PROBLEM TO SOLVE:
All of the data below should be set down again verbatim, without any images.
═══ MATERIAL TO PROCESS ═══
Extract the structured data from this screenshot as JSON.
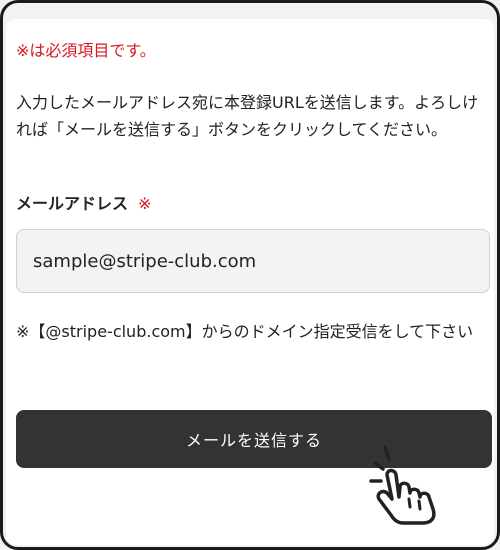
{
  "form": {
    "required_note": "※は必須項目です。",
    "description": "入力したメールアドレス宛に本登録URLを送信します。よろしければ「メールを送信する」ボタンをクリックしてください。",
    "email_label": "メールアドレス",
    "required_mark": "※",
    "email_value": "sample@stripe-club.com",
    "domain_note": "※【@stripe-club.com】からのドメイン指定受信をして下さい",
    "send_button_label": "メールを送信する"
  },
  "icons": {
    "cursor": "pointing-hand-icon"
  },
  "colors": {
    "required": "#d71920",
    "button_bg": "#333333",
    "input_bg": "#f3f3f3"
  }
}
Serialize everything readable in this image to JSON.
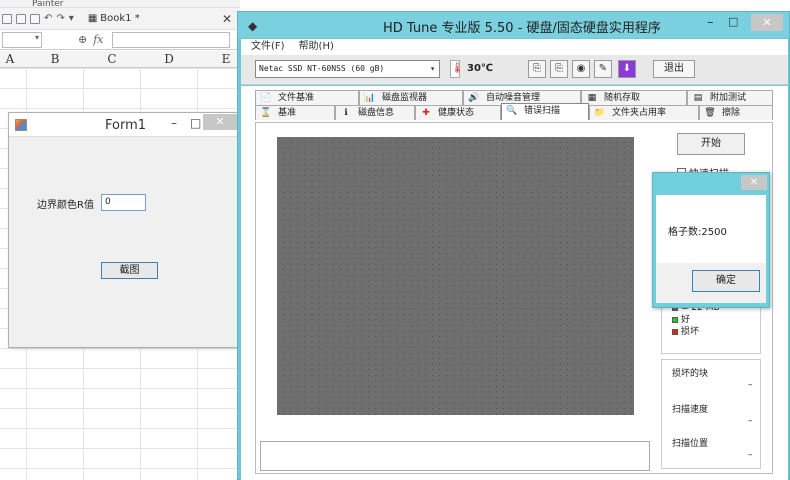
{
  "excel": {
    "ribbon_label": "Painter",
    "workbook_tab": "Book1 *",
    "fx_label": "fx",
    "columns": [
      "A",
      "B",
      "C",
      "D",
      "E"
    ]
  },
  "form1": {
    "title": "Form1",
    "border_label": "边界颜色R值",
    "border_value": "0",
    "capture_button": "截图"
  },
  "hdtune": {
    "title": "HD Tune 专业版 5.50 - 硬盘/固态硬盘实用程序",
    "menu": [
      "文件(F)",
      "帮助(H)"
    ],
    "drive": "Netac SSD NT-60NSS (60 gB)",
    "temperature": "30℃",
    "exit_button": "退出",
    "tabs_row1": [
      {
        "label": "文件基准",
        "icon": "document-icon",
        "glyph": "📄"
      },
      {
        "label": "磁盘监视器",
        "icon": "monitor-icon",
        "glyph": "📊"
      },
      {
        "label": "自动噪音管理",
        "icon": "speaker-icon",
        "glyph": "🔊"
      },
      {
        "label": "随机存取",
        "icon": "random-icon",
        "glyph": "▦"
      },
      {
        "label": "附加测试",
        "icon": "test-icon",
        "glyph": "▤"
      }
    ],
    "tabs_row2": [
      {
        "label": "基准",
        "icon": "benchmark-icon",
        "glyph": "⌛"
      },
      {
        "label": "磁盘信息",
        "icon": "info-icon",
        "glyph": "ℹ"
      },
      {
        "label": "健康状态",
        "icon": "health-icon",
        "glyph": "✚"
      },
      {
        "label": "错误扫描",
        "icon": "scan-icon",
        "glyph": "🔍"
      },
      {
        "label": "文件夹占用率",
        "icon": "folder-icon",
        "glyph": "📁"
      },
      {
        "label": "擦除",
        "icon": "erase-icon",
        "glyph": "🗑"
      }
    ],
    "start_button": "开始",
    "quick_scan_label": "快速扫描",
    "legend": {
      "block_size": "= 22 MB",
      "good": "好",
      "damaged": "损坏"
    },
    "stats": {
      "damaged_blocks_label": "损坏的块",
      "damaged_blocks_value": "–",
      "scan_speed_label": "扫描速度",
      "scan_speed_value": "–",
      "scan_position_label": "扫描位置",
      "scan_position_value": "–"
    }
  },
  "msgbox": {
    "text": "格子数:2500",
    "ok_button": "确定"
  },
  "colors": {
    "window_frame": "#6fc8d6",
    "block_fill": "#6f6f6f",
    "block_grid": "#222222",
    "good": "#22cc22",
    "damaged": "#dd2222"
  }
}
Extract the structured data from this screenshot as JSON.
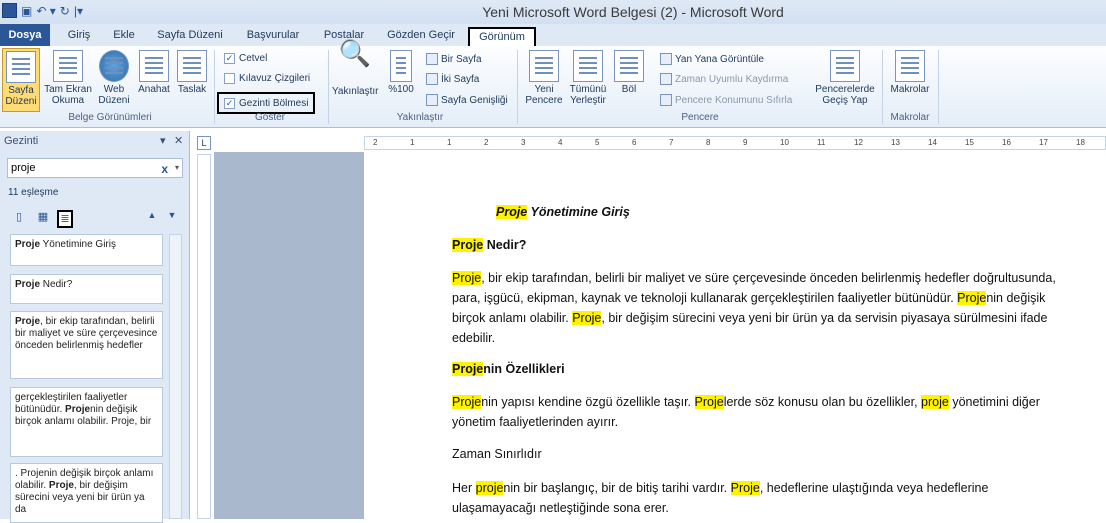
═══
EXPECTED OUTPUT:
Extract the structured data from this screenshot as JSON.
{
  "form": {
    "required_note": "※は必須項目です。",
    "description": "入力したメールアドレス宛に本登録URLを送信します。よろしければ「メールを送信する」ボタンをクリックしてください。",
    "email_label": "メールアドレス",
    "required_mark": "※",
    "email_value": "sample@stripe-club.com",
    "domain_note": "※【@stripe-club.com】からのドメイン指定受信をして下さい",
    "send_button_label": "メールを送信する"
  },
  "icons": {
    "cursor": "pointing-hand-icon"
  },
  "colors": {
    "required": "#d71920",
    "button_bg": "#333333",
    "input_bg": "#f3f3f3"
  }
}
Serialize everything readable in this image to JSON.
{
  "excel": {
    "ribbon_label": "Painter",
    "workbook_tab": "Book1 *",
    "fx_label": "fx",
    "columns": [
      "A",
      "B",
      "C",
      "D",
      "E"
    ]
  },
  "form1": {
    "title": "Form1",
    "border_label": "边界颜色R值",
    "border_value": "0",
    "capture_button": "截图"
  },
  "hdtune": {
    "title": "HD Tune 专业版 5.50 - 硬盘/固态硬盘实用程序",
    "menu": [
      "文件(F)",
      "帮助(H)"
    ],
    "drive": "Netac SSD NT-60NSS (60 gB)",
    "temperature": "30℃",
    "exit_button": "退出",
    "tabs_row1": [
      {
        "label": "文件基准",
        "icon": "document-icon",
        "glyph": "📄"
      },
      {
        "label": "磁盘监视器",
        "icon": "monitor-icon",
        "glyph": "📊"
      },
      {
        "label": "自动噪音管理",
        "icon": "speaker-icon",
        "glyph": "🔊"
      },
      {
        "label": "随机存取",
        "icon": "random-icon",
        "glyph": "▦"
      },
      {
        "label": "附加测试",
        "icon": "test-icon",
        "glyph": "▤"
      }
    ],
    "tabs_row2": [
      {
        "label": "基准",
        "icon": "benchmark-icon",
        "glyph": "⌛"
      },
      {
        "label": "磁盘信息",
        "icon": "info-icon",
        "glyph": "ℹ"
      },
      {
        "label": "健康状态",
        "icon": "health-icon",
        "glyph": "✚"
      },
      {
        "label": "错误扫描",
        "icon": "scan-icon",
        "glyph": "🔍"
      },
      {
        "label": "文件夹占用率",
        "icon": "folder-icon",
        "glyph": "📁"
      },
      {
        "label": "擦除",
        "icon": "erase-icon",
        "glyph": "🗑"
      }
    ],
    "start_button": "开始",
    "quick_scan_label": "快速扫描",
    "legend": {
      "block_size": "= 22 MB",
      "good": "好",
      "damaged": "损坏"
    },
    "stats": {
      "damaged_blocks_label": "损坏的块",
      "damaged_blocks_value": "–",
      "scan_speed_label": "扫描速度",
      "scan_speed_value": "–",
      "scan_position_label": "扫描位置",
      "scan_position_value": "–"
    }
  },
  "msgbox": {
    "text": "格子数:2500",
    "ok_button": "确定"
  },
  "colors": {
    "window_frame": "#6fc8d6",
    "block_fill": "#6f6f6f",
    "block_grid": "#222222",
    "good": "#22cc22",
    "damaged": "#dd2222"
  }
}
Extract the structured data from this screenshot as JSON.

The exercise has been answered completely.